▼
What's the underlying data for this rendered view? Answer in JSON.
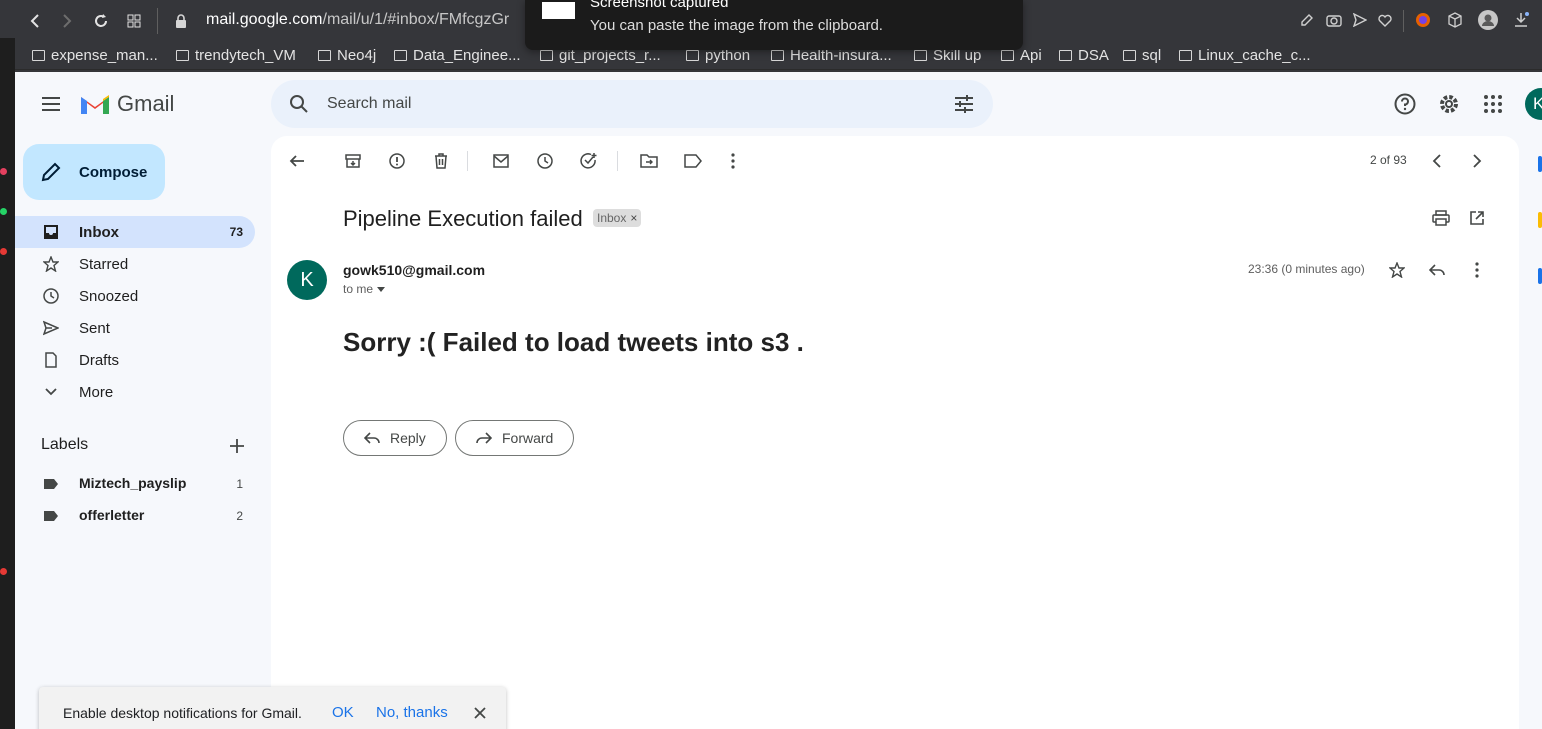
{
  "browser": {
    "url_domain": "mail.google.com",
    "url_path": "/mail/u/1/#inbox/FMfcgzGr",
    "bookmarks": [
      "expense_man...",
      "trendytech_VM",
      "Neo4j",
      "Data_Enginee...",
      "git_projects_r...",
      "python",
      "Health-insura...",
      "Skill up",
      "Api",
      "DSA",
      "sql",
      "Linux_cache_c..."
    ]
  },
  "toast": {
    "title": "Screenshot captured",
    "message": "You can paste the image from the clipboard."
  },
  "header": {
    "app_name": "Gmail",
    "search_placeholder": "Search mail",
    "avatar_letter": "K"
  },
  "sidebar": {
    "compose_label": "Compose",
    "items": [
      {
        "label": "Inbox",
        "count": "73",
        "icon": "inbox-icon"
      },
      {
        "label": "Starred",
        "count": "",
        "icon": "star-icon"
      },
      {
        "label": "Snoozed",
        "count": "",
        "icon": "clock-icon"
      },
      {
        "label": "Sent",
        "count": "",
        "icon": "send-icon"
      },
      {
        "label": "Drafts",
        "count": "",
        "icon": "draft-icon"
      },
      {
        "label": "More",
        "count": "",
        "icon": "chevron-down-icon"
      }
    ],
    "labels_title": "Labels",
    "labels": [
      {
        "label": "Miztech_payslip",
        "count": "1"
      },
      {
        "label": "offerletter",
        "count": "2"
      }
    ]
  },
  "toolbar": {
    "pager": "2 of 93"
  },
  "email": {
    "subject": "Pipeline Execution failed",
    "badge": "Inbox",
    "sender_initial": "K",
    "sender": "gowk510@gmail.com",
    "to": "to me",
    "time": "23:36 (0 minutes ago)",
    "body": "Sorry :( Failed to load tweets into s3 .",
    "reply_label": "Reply",
    "forward_label": "Forward"
  },
  "notification": {
    "text": "Enable desktop notifications for Gmail.",
    "ok": "OK",
    "no": "No, thanks"
  },
  "colors": {
    "accent": "#0b57d0",
    "compose_bg": "#c2e7ff",
    "active_nav": "#d3e3fd",
    "avatar": "#00695c"
  }
}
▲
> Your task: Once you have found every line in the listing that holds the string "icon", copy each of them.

> Solution for this exercise:
        "icon": "inbox-icon"
        "icon": "star-icon"
        "icon": "clock-icon"
        "icon": "send-icon"
        "icon": "draft-icon"
        "icon": "chevron-down-icon"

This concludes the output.